While both men find themselves in this predicament following a one-night stand, the similarities end there.
Rabbit Test was an ill-advised comedy best forgotten. Chances are Two 4 One, however, will become a movie to be remembered, chiefly because of the way Bradley puts an offbeat comic spin on a hot topic — gender confusion.
The writer-director’s bittersweet romantic-comedy “in the tradition of Woody Allen and Billy Wilder, but with a modern twist” focuses on two oddballs — Adam and Miriam, his ex-girlfriend he helps artificially inseminate — who both wind up pregnant.
Adam, transitioning from female-to-male, is a transgendered dude with a dilemma. Should he settle down and have this baby, or just become one of the guys? It’s complicated, but there’s comic potential.
“Hey, he still has a uterus!” laughs Bradley, an associate professor in UVic’s Department of Writing whose sense of humour belies her concerns about unfounded hatred and fear of transgender individuals.
The queer filmmaker lectured on the topic Wednesday, the annual Transgender Day of Remembrance, at Cinecenta before a screening of Melting Away, a touching Israeli drama about a transsexual teenager kicked out of his own home.
Hollywood has made great strides in acknowledging gender diversity in films like Boys Don’t Cry, Kinky Boots and Orlando, the sumptuous adaptation of the Virginia Woolf novel in which a strikingly androgynous Tilda Swinton plays an Elizabethan-era nobleman who morphs into a noblewoman.
Bradley laments characters with gender identity issues are too often caricatures (Adventures of Priscilla: Queen of the Desert, anyone?) or psychos, however.
“They’re the punchline,” she says. “You can be gay on Friends, but you can’t have real sexuality. You can just be a stuffed toy.”
Notable exceptions include Tomboy, the 2011 French film about an androgynous 10-year-old girl mistaken for a boy. It was a lovely, tender portrait of adolescent sexual confusion.
Bradley says she’s heartened by the success of films and TV shows like Orange is the New Black, starring transgender actress Laverne Cox as transgender prison inmate Sophie Burset, a former fireman; and Transamerica, starring Oscar nominee Felicity Huffman as a male-to-female transsexual.
“Transamerica was a game-changer,” Bradley says. “We don’t usually see [transsexuals] as real characters.”
She also credits female-to-male transsexual Chaz Bono’s appearance on Dancing with the Stars as a breakthrough.
Says Bradley: “I think audiences are ready to see more transgendered people as three-dimensional people with lives.”
Partly because “the whole artificial-insemination subculture is so huge” and that the number of people getting pregnant later in life has risen, Bradley says she’s convinced Two 4 One, to be filmed here in February, has crossover potential.
Telefilm Canada, funding almost half of her $250,000 feature debut, and funders including the B.C. Arts Council and National Screen Institute apparently agree.
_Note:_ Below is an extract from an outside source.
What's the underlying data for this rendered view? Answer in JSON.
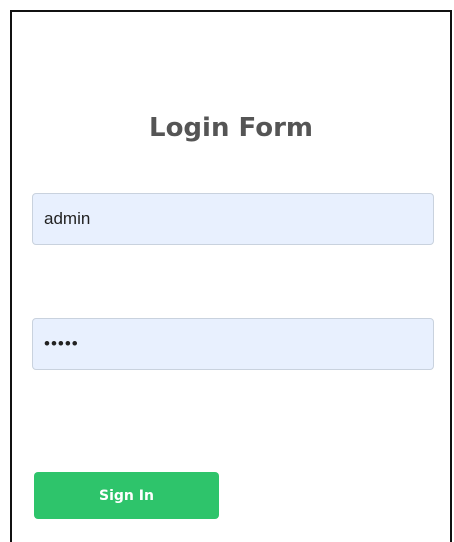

Producer Daniel Hogg is also looking for investors — “hopefully someone passionate about the subject” — to augment funds raised during an online crowdfunding campaign that ends Dec. 1.
Their goal on Indiegogo.com is $20,000, with $13,800 raised so far.
“I think it’s an idea that sells itself,” says Hogg, confident it will appeal to the LGBT demographic and a broader audience.
Bradley says part of her motivation is a desire to transcend clichéd narratives about gays coming out.
“That gets tired pretty fast,” she said. “We haven’t seen a lot of films that show how life for many people starts after transition.”
To illustrate how Hollywood legend Billy Wilder inspired her, Bradley points to The Apartment, his 1960 classic starring Jack Lemmon as an ambitious office worker who lends his apartment to his philandering boss (Fred MacMurray) for illicit trysts.
“It’s one of the first romantic comedies in a style I like where it’s not just a silly thing, but about people facing challenges,” she says. “I mean, there’s a suicide attempt. It’s such a beautiful film. It ages really well.”
Admitting “I reluctantly watch rom-coms,” Bradley says she’s also a fan of Allen’s new film Blue Jasmine, and his classics including Manhattan and Annie Hall.
“I was weaned on these,” she said. “There’s a romance and a couple who break apart and maybe come together again.”
While casting continues for her four leads and 10 day players, including “a 65-year-old Québécois woman,” she confirmed Naomi Snieckus, the writer, actor (Being Erica) and comedian has been cast as Miriam.
The crowd-funding proceeds will be used in part to transport, house and feed actors during the 15-day shoot, she said.